As noted above, the 2013–2015 review is specifically directed to consider ‘various matters presented by the science’. This paper has initiated an exploration of some of the policy and governance implications of adopting four very different approaches, drawing upon science and social science perspectives. Often, these implications have been only superficially considered in debates about 2°C, yet history suggests these policy and governance implications are precisely the issues on which agreement at the international level has foundered. Bringing the options together proved to be very illuminating. It was shown, for example, that similar opportunities and risks apply to more than one option. This is important, because it suggests that no single option – including Option 4 – is uniformly ‘better’ than the rest. Indeed, future research could usefully explore the scope for combining elements of different options, as part of amore systematic comparison than space allows here, but which this journal has a record of publishing (see, e.g. Aldy et al., 2003). It has been shown that Options 2 and 4 are to some extent compatible with one another, as are Options 1 and 3.

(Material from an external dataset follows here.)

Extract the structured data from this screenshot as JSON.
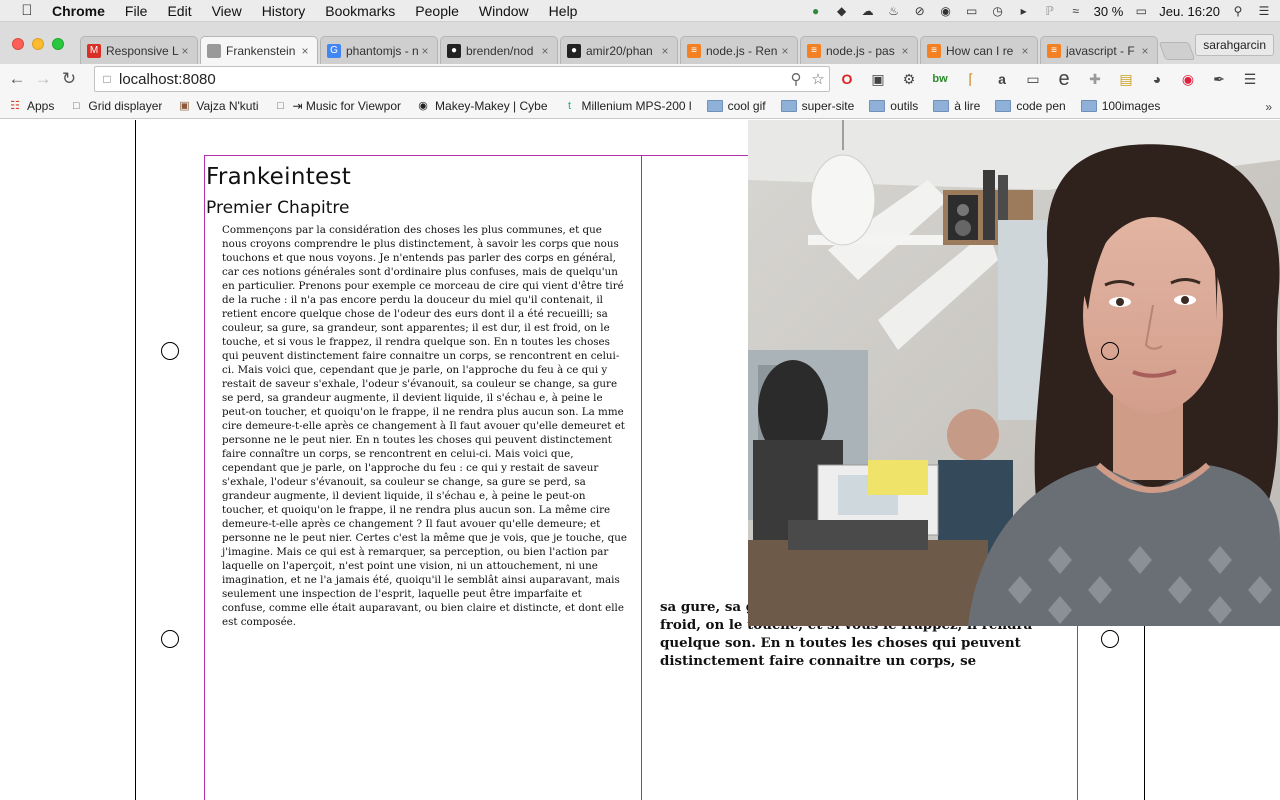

Our key point, however, is that, as uncomfortable and threatening as it may be to sketch out and explore the risks, opportunities and uncertainties associated with alternative options, it could offer a more productive and in the longer term more politically sustainable way to grapple with the deep dilemma at the heart of contemporary climate policy. In fact, and perhaps rather ironically, it may encourage some of the more doubtful decision makers to (re-) commit to the existing 2°C target, however demanding it may be, as the least unattractive course of action. Nonetheless, introducing and appraising different options will serve at best to clarify, not remove, the underlying policy dilemma.
Andrew Jordan, Tim Rayner, Heike Schroeder, Neil Adger, Kevin Anderson, Alice
Bows, Corinne Le Quéré, Manoj Joshi, Sarah Mander, Nem Vaughan & Lorraine Whitmarsh (2013) Going beyond two degrees? The risks and opportunities of alternative options, Climate Policy, 13:6, 751-769, DOI: 10.1080/14693062.2013.835705